## Exercise requirements
Pull every line holding the string "reqres" from the records below.

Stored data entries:

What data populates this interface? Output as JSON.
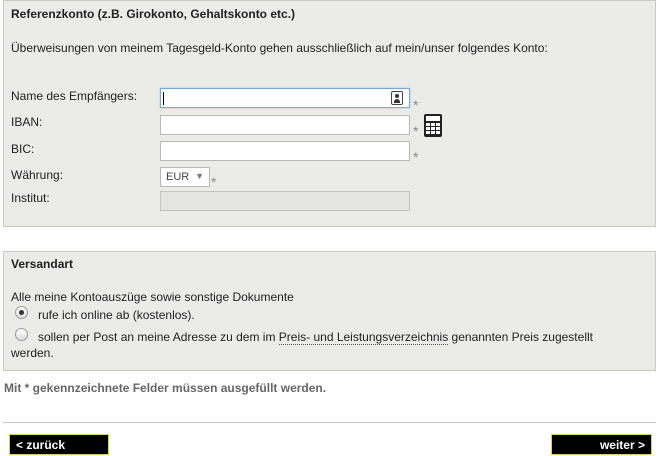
{
  "referenz": {
    "heading": "Referenzkonto (z.B. Girokonto, Gehaltskonto etc.)",
    "intro": "Überweisungen von meinem Tagesgeld-Konto gehen ausschließlich auf mein/unser folgendes Konto:",
    "fields": {
      "name_label": "Name des Empfängers:",
      "name_value": "",
      "iban_label": "IBAN:",
      "iban_value": "",
      "bic_label": "BIC:",
      "bic_value": "",
      "waehrung_label": "Währung:",
      "waehrung_value": "EUR",
      "institut_label": "Institut:",
      "institut_value": ""
    },
    "required_mark": "*"
  },
  "versand": {
    "heading": "Versandart",
    "intro": "Alle meine Kontoauszüge sowie sonstige Dokumente",
    "option_online": "rufe ich online ab (kostenlos).",
    "option_online_selected": true,
    "option_post_pre": "sollen per Post an meine Adresse zu dem im ",
    "option_post_link": "Preis- und Leistungsverzeichnis",
    "option_post_post": " genannten Preis zugestellt",
    "option_post_line2": "werden.",
    "option_post_selected": false
  },
  "note": {
    "pre": "Mit ",
    "star": "*",
    "post": " gekennzeichnete Felder müssen ausgefüllt werden."
  },
  "nav": {
    "back_label": "< zurück",
    "next_label": "weiter >"
  },
  "icons": {
    "contact": "contact-card-icon",
    "calculator": "calculator-icon",
    "select_arrow": "▼"
  },
  "colors": {
    "panel_bg": "#ebebe8",
    "button_bg": "#000000",
    "button_border": "#d7d24a",
    "focus_border": "#7aa7d8"
  }
}
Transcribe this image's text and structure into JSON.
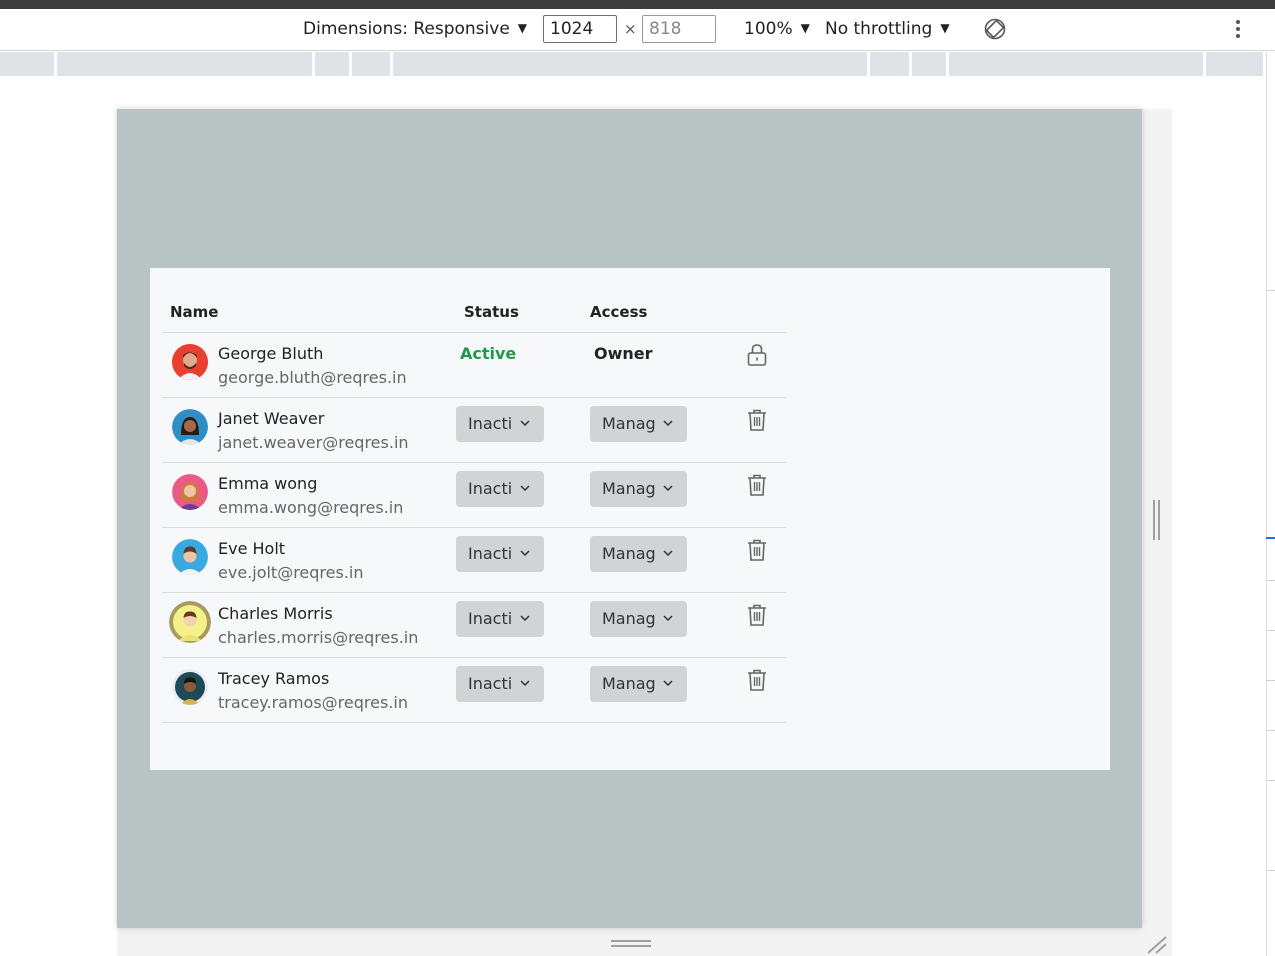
{
  "devtools": {
    "dimensions_label": "Dimensions: Responsive",
    "width_value": "1024",
    "height_placeholder": "818",
    "times": "×",
    "zoom": "100%",
    "throttling": "No throttling",
    "dropdown_arrow": "▼",
    "icons": [
      "rotate-icon",
      "more-vert-icon"
    ]
  },
  "table": {
    "headers": {
      "name": "Name",
      "status": "Status",
      "access": "Access"
    },
    "owner_row": {
      "name": "George Bluth",
      "email": "george.bluth@reqres.in",
      "status": "Active",
      "access": "Owner",
      "icon": "lock-icon"
    },
    "rows": [
      {
        "name": "Janet Weaver",
        "email": "janet.weaver@reqres.in",
        "status": "Inacti",
        "access": "Manag",
        "icon": "trash-icon"
      },
      {
        "name": "Emma wong",
        "email": "emma.wong@reqres.in",
        "status": "Inacti",
        "access": "Manag",
        "icon": "trash-icon"
      },
      {
        "name": "Eve Holt",
        "email": "eve.jolt@reqres.in",
        "status": "Inacti",
        "access": "Manag",
        "icon": "trash-icon"
      },
      {
        "name": "Charles Morris",
        "email": "charles.morris@reqres.in",
        "status": "Inacti",
        "access": "Manag",
        "icon": "trash-icon"
      },
      {
        "name": "Tracey Ramos",
        "email": "tracey.ramos@reqres.in",
        "status": "Inacti",
        "access": "Manag",
        "icon": "trash-icon"
      }
    ]
  },
  "colors": {
    "device_background": "#b8c4c3",
    "card_background": "#f7f8fa",
    "status_active": "#1e9a4b",
    "dropdown_background": "#d1d3d5"
  }
}
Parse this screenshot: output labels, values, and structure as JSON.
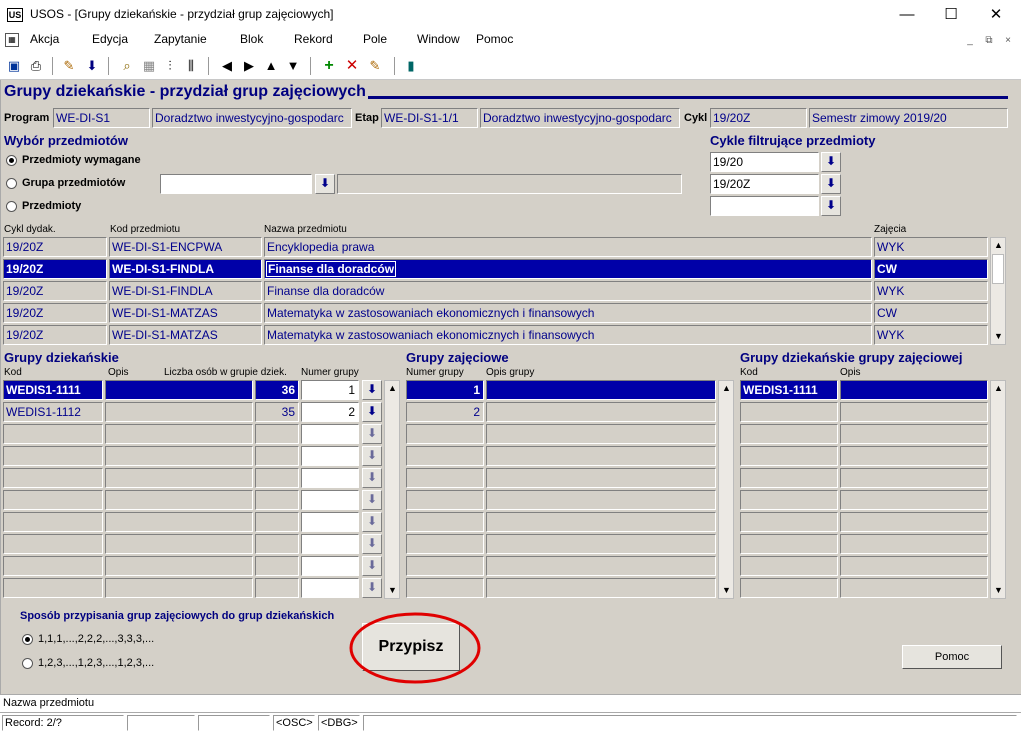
{
  "window": {
    "title": "USOS - [Grupy dziekańskie - przydział grup zajęciowych]",
    "minimize": "—",
    "maximize": "☐",
    "close": "✕"
  },
  "menu": {
    "items": [
      "Akcja",
      "Edycja",
      "Zapytanie",
      "Blok",
      "Rekord",
      "Pole",
      "Window",
      "Pomoc"
    ],
    "mdi_minimize": "_",
    "mdi_restore": "⧉",
    "mdi_close": "×"
  },
  "toolbar": {
    "icons": [
      "save-icon",
      "print-icon",
      "edit-icon",
      "download-icon",
      "query-icon",
      "grid-icon",
      "chart-icon",
      "chart2-icon",
      "first-icon",
      "next-icon",
      "up-icon",
      "down-icon",
      "add-icon",
      "delete-icon",
      "clear-icon",
      "exit-icon"
    ]
  },
  "form": {
    "title": "Grupy dziekańskie - przydział grup zajęciowych",
    "program_label": "Program",
    "program_code": "WE-DI-S1",
    "program_name": "Doradztwo inwestycyjno-gospodarc",
    "etap_label": "Etap",
    "etap_code": "WE-DI-S1-1/1",
    "etap_name": "Doradztwo inwestycyjno-gospodarc",
    "cykl_label": "Cykl",
    "cykl_code": "19/20Z",
    "cykl_name": "Semestr zimowy 2019/20"
  },
  "wybor": {
    "title": "Wybór przedmiotów",
    "options": [
      "Przedmioty wymagane",
      "Grupa przedmiotów",
      "Przedmioty"
    ],
    "selected_index": 0,
    "group_value": "",
    "group_desc": ""
  },
  "cykle": {
    "title": "Cykle filtrujące przedmioty",
    "values": [
      "19/20",
      "19/20Z",
      ""
    ]
  },
  "subjects": {
    "headers": [
      "Cykl dydak.",
      "Kod przedmiotu",
      "Nazwa przedmiotu",
      "Zajęcia"
    ],
    "rows": [
      {
        "cykl": "19/20Z",
        "kod": "WE-DI-S1-ENCPWA",
        "nazwa": "Encyklopedia prawa",
        "zajecia": "WYK"
      },
      {
        "cykl": "19/20Z",
        "kod": "WE-DI-S1-FINDLA",
        "nazwa": "Finanse dla doradców",
        "zajecia": "CW"
      },
      {
        "cykl": "19/20Z",
        "kod": "WE-DI-S1-FINDLA",
        "nazwa": "Finanse dla doradców",
        "zajecia": "WYK"
      },
      {
        "cykl": "19/20Z",
        "kod": "WE-DI-S1-MATZAS",
        "nazwa": "Matematyka w zastosowaniach ekonomicznych i finansowych",
        "zajecia": "CW"
      },
      {
        "cykl": "19/20Z",
        "kod": "WE-DI-S1-MATZAS",
        "nazwa": "Matematyka w zastosowaniach ekonomicznych i finansowych",
        "zajecia": "WYK"
      }
    ],
    "selected_index": 1
  },
  "dziekanskie": {
    "title": "Grupy dziekańskie",
    "headers": [
      "Kod",
      "Opis",
      "Liczba osób w grupie dziek.",
      "Numer grupy"
    ],
    "rows": [
      {
        "kod": "WEDIS1-1111",
        "opis": "",
        "liczba": "36",
        "numer": "1"
      },
      {
        "kod": "WEDIS1-1112",
        "opis": "",
        "liczba": "35",
        "numer": "2"
      }
    ]
  },
  "zajeciowe": {
    "title": "Grupy zajęciowe",
    "headers": [
      "Numer grupy",
      "Opis grupy"
    ],
    "rows": [
      {
        "numer": "1",
        "opis": ""
      },
      {
        "numer": "2",
        "opis": ""
      }
    ]
  },
  "dz_zaj": {
    "title": "Grupy dziekańskie grupy zajęciowej",
    "headers": [
      "Kod",
      "Opis"
    ],
    "rows": [
      {
        "kod": "WEDIS1-1111",
        "opis": ""
      }
    ]
  },
  "sposob": {
    "title": "Sposób przypisania grup zajęciowych do grup dziekańskich",
    "options": [
      "1,1,1,...,2,2,2,...,3,3,3,...",
      "1,2,3,...,1,2,3,...,1,2,3,..."
    ],
    "selected_index": 0
  },
  "buttons": {
    "przypisz": "Przypisz",
    "pomoc": "Pomoc"
  },
  "status": {
    "hint": "Nazwa przedmiotu",
    "record": "Record: 2/?",
    "cells": [
      "",
      "",
      "<OSC>",
      "<DBG>"
    ]
  },
  "colors": {
    "accent": "#000080",
    "selection": "#0000a8",
    "canvas": "#d4d0c8",
    "highlight_circle": "#e00000"
  }
}
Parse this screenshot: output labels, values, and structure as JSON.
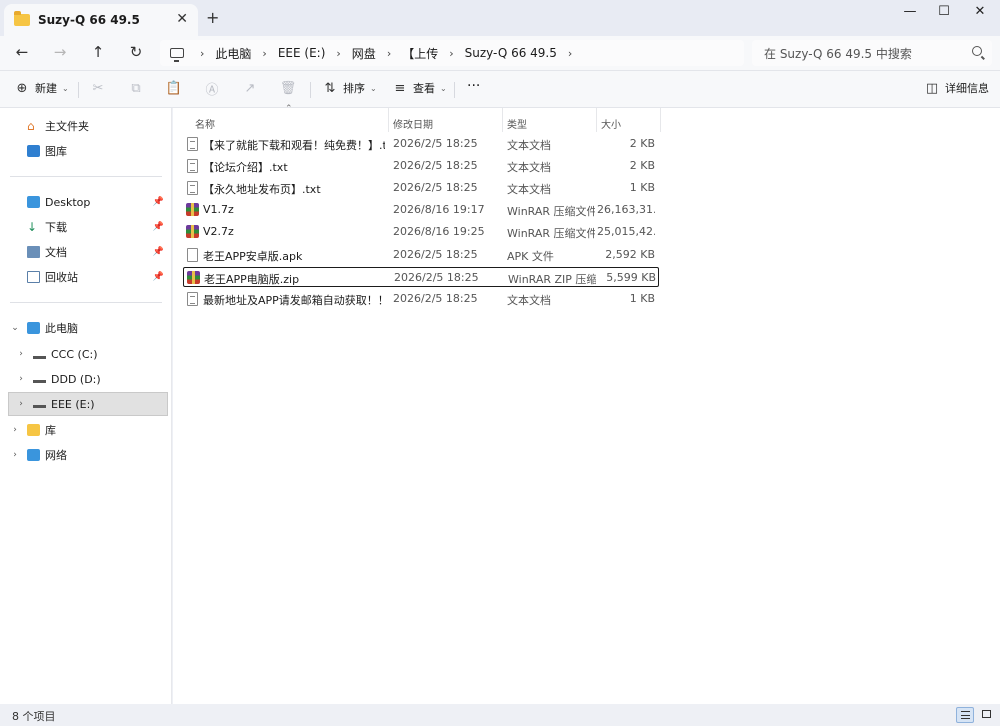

## Solved problem
      "email": "george.bluth@reqres.in",
        "email": "janet.weaver@reqres.in",
        "email": "emma.wong@reqres.in",
        "email": "eve.jolt@reqres.in",
        "email": "charles.morris@reqres.in",
        "email": "tracey.ramos@reqres.in",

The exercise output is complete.